INSTRUCTIONS FOR THE TASK>
Search term "JSON": please copy every line of the records below that contains it.

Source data
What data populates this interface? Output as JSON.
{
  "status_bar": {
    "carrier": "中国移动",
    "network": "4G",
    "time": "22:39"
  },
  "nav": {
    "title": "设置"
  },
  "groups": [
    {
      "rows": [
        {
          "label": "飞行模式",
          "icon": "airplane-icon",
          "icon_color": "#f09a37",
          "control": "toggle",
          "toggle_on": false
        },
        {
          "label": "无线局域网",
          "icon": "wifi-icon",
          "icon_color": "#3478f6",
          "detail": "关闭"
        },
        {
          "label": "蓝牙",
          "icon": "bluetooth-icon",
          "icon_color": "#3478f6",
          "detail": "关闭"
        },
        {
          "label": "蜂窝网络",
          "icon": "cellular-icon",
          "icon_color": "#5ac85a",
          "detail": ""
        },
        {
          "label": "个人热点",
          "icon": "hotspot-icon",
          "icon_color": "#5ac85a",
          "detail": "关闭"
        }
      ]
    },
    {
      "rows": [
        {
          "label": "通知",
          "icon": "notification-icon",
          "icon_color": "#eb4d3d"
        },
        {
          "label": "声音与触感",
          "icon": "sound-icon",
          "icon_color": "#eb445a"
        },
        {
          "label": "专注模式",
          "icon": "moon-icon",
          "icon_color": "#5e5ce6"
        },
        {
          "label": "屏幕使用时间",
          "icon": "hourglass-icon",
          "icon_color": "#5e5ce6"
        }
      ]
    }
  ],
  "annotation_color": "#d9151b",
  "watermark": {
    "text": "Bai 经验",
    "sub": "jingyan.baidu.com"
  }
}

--

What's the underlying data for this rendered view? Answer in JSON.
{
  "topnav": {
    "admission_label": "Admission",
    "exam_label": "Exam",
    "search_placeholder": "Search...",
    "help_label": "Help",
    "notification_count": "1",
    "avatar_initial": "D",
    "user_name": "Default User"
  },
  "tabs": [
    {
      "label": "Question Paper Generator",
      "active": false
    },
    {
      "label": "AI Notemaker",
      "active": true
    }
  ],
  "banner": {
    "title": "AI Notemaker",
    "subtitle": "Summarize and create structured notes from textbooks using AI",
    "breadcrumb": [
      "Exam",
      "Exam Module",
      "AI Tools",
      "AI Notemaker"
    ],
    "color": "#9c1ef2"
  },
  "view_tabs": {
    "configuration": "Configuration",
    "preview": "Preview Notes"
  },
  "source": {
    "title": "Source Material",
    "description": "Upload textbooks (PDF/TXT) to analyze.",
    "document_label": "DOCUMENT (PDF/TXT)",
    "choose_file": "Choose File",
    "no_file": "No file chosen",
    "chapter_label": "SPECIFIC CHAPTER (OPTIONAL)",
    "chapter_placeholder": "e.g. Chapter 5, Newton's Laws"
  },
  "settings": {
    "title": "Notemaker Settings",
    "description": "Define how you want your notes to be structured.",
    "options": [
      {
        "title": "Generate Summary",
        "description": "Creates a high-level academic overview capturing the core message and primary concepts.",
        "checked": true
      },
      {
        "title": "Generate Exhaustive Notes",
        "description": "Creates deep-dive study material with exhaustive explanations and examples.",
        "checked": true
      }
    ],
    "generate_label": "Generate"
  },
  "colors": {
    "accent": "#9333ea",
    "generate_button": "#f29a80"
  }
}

ANSWER TO THIS EXERCISE>
What data populates this interface? Output as JSON.
What's the underlying data for this rendered view? Answer in JSON.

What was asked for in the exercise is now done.